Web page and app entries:

##############################

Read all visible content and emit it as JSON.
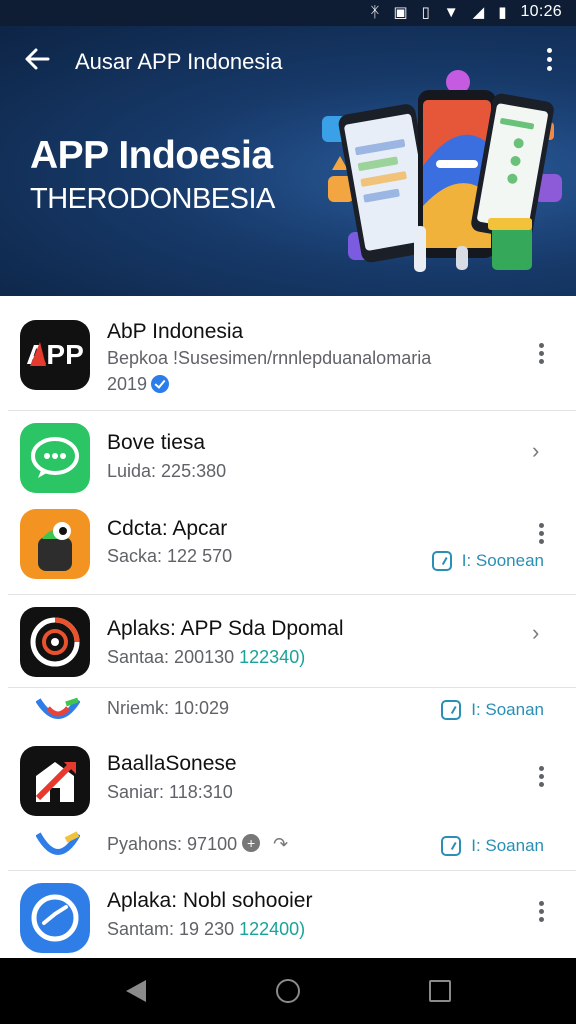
{
  "status_bar": {
    "time": "10:26",
    "icons": [
      "bluetooth-icon",
      "nfc-icon",
      "vibrate-icon",
      "wifi-icon",
      "signal-icon",
      "battery-icon"
    ]
  },
  "header": {
    "title": "Ausar APP Indonesia",
    "hero_title": "APP Indoesia",
    "hero_subtitle": "THERODONBESIA",
    "colors": {
      "bg_dark": "#0d2445",
      "bg_light": "#2a5c9c"
    }
  },
  "apps": [
    {
      "name": "AbP Indonesia",
      "description": "Bepkoa !Susesimen/rnnlepduanalomaria",
      "meta": "2019",
      "verified": true,
      "action": "more"
    },
    {
      "name": "Bove tiesa",
      "meta": "Luida: 225:380",
      "action": "chevron"
    },
    {
      "name": "Cdcta: Apcar",
      "meta": "Sacka: 122 570",
      "badge": "I: Soonean",
      "action": "more"
    },
    {
      "name": "Aplaks: APP Sda Dpomal",
      "meta_prefix": "Santaa:  200130",
      "meta_highlight": "122340)",
      "action": "chevron"
    },
    {
      "meta": "Nriemk: 10:029",
      "badge": "I: Soanan"
    },
    {
      "name": "BaallaSonese",
      "meta": "Saniar: 118:310",
      "action": "more"
    },
    {
      "meta": "Pyahons: 97100",
      "badge": "I: Soanan"
    },
    {
      "name": "Aplaka: Nobl sohooier",
      "meta_prefix": "Santam: 19 230",
      "meta_highlight": "122400)",
      "action": "more"
    }
  ],
  "nav": {
    "buttons": [
      "back-icon",
      "home-icon",
      "recents-icon"
    ]
  }
}
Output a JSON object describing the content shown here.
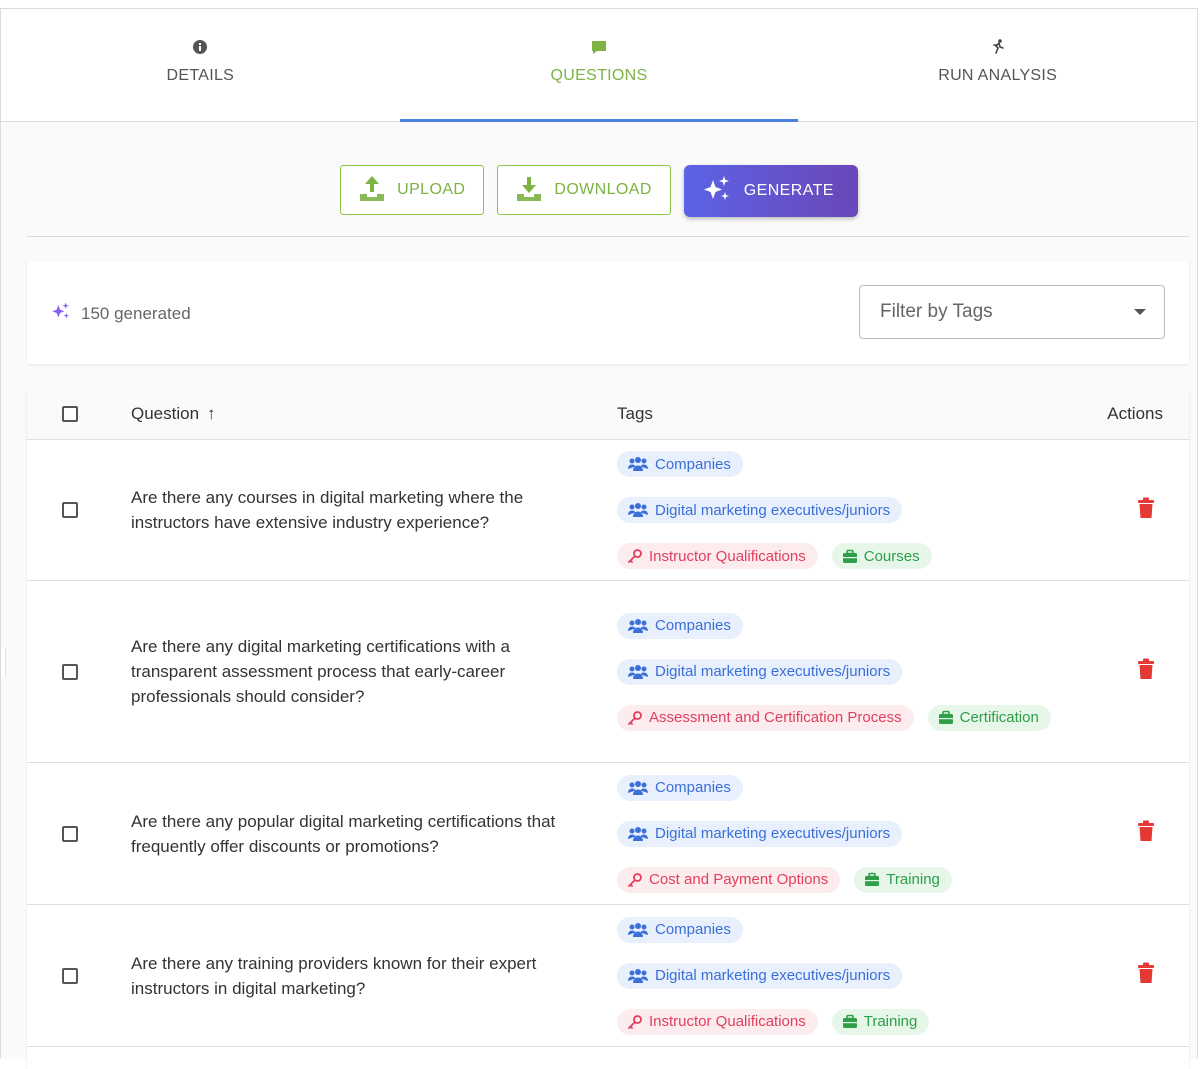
{
  "tabs": [
    {
      "label": "DETAILS",
      "icon": "info-circle-icon"
    },
    {
      "label": "QUESTIONS",
      "icon": "chat-bubble-icon"
    },
    {
      "label": "RUN ANALYSIS",
      "icon": "running-person-icon"
    }
  ],
  "toolbar": {
    "upload_label": "UPLOAD",
    "download_label": "DOWNLOAD",
    "generate_label": "GENERATE"
  },
  "filter": {
    "generated_count": "150 generated",
    "select_placeholder": "Filter by Tags"
  },
  "table": {
    "headers": {
      "question": "Question",
      "sort_indicator": "↑",
      "tags": "Tags",
      "actions": "Actions"
    },
    "rows": [
      {
        "question": "Are there any courses in digital marketing where the instructors have extensive industry experience?",
        "tags": [
          {
            "label": "Companies",
            "kind": "blue"
          },
          {
            "label": "Digital marketing executives/juniors",
            "kind": "blue"
          },
          {
            "label": "Instructor Qualifications",
            "kind": "pink"
          },
          {
            "label": "Courses",
            "kind": "green"
          }
        ]
      },
      {
        "question": "Are there any digital marketing certifications with a transparent assessment process that early-career professionals should consider?",
        "tags": [
          {
            "label": "Companies",
            "kind": "blue"
          },
          {
            "label": "Digital marketing executives/juniors",
            "kind": "blue"
          },
          {
            "label": "Assessment and Certification Process",
            "kind": "pink"
          },
          {
            "label": "Certification",
            "kind": "green"
          }
        ]
      },
      {
        "question": "Are there any popular digital marketing certifications that frequently offer discounts or promotions?",
        "tags": [
          {
            "label": "Companies",
            "kind": "blue"
          },
          {
            "label": "Digital marketing executives/juniors",
            "kind": "blue"
          },
          {
            "label": "Cost and Payment Options",
            "kind": "pink"
          },
          {
            "label": "Training",
            "kind": "green"
          }
        ]
      },
      {
        "question": "Are there any training providers known for their expert instructors in digital marketing?",
        "tags": [
          {
            "label": "Companies",
            "kind": "blue"
          },
          {
            "label": "Digital marketing executives/juniors",
            "kind": "blue"
          },
          {
            "label": "Instructor Qualifications",
            "kind": "pink"
          },
          {
            "label": "Training",
            "kind": "green"
          }
        ]
      }
    ]
  },
  "colors": {
    "accent_green": "#7cb342",
    "tab_indicator": "#4a7fe0",
    "generate_gradient": [
      "#5b63e6",
      "#6a47b8"
    ],
    "delete_red": "#e53935"
  }
}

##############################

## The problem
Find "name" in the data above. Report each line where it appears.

## Answer section
      "name": "AbP Indonesia",
      "name": "Bove tiesa",
      "name": "Cdcta: Apcar",
      "name": "Aplaks: APP Sda Dpomal",
      "name": "BaallaSonese",
      "name": "Aplaka: Nobl sohooier",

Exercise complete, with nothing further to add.